What you need to do
Scan the entries for the word "mascot". Every line that has it should be copied.

Input data
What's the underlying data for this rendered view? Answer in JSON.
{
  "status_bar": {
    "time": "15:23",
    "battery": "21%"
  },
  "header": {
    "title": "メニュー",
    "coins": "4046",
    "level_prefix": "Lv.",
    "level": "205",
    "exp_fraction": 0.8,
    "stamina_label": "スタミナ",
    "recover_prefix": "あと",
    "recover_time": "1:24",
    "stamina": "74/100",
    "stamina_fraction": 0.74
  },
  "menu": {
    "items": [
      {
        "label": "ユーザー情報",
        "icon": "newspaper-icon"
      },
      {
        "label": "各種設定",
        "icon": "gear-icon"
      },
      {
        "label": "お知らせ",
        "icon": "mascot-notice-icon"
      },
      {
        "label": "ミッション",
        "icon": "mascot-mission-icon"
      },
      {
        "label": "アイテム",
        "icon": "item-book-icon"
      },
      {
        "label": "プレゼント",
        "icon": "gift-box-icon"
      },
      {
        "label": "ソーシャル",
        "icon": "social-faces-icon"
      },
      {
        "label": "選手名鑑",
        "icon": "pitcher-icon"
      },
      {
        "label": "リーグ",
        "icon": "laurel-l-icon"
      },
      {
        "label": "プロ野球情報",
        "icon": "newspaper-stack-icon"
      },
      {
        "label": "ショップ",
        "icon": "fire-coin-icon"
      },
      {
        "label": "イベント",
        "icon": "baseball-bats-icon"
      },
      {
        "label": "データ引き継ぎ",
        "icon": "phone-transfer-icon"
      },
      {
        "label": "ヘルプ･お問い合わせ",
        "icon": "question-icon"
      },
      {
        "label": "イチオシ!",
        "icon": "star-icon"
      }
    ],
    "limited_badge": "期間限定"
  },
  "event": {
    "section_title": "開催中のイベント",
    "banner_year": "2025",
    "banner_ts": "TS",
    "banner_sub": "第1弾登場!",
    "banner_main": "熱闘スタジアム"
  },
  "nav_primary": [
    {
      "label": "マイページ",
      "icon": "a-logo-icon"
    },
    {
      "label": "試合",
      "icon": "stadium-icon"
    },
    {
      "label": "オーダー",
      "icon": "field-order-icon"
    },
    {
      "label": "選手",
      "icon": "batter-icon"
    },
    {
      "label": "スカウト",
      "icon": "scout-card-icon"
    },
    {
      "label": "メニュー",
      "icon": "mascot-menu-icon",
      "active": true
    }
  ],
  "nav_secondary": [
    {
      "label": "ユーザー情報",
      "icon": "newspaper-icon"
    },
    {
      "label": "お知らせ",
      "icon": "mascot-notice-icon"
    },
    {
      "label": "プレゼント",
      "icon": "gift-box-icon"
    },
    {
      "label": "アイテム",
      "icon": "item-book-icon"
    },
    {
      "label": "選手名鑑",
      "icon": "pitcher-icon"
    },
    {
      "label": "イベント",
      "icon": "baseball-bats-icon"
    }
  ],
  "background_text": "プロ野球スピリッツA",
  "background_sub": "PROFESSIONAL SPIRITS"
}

Response box
        "icon": "mascot-notice-icon"
        "icon": "mascot-mission-icon"
      "icon": "mascot-menu-icon",
      "icon": "mascot-notice-icon"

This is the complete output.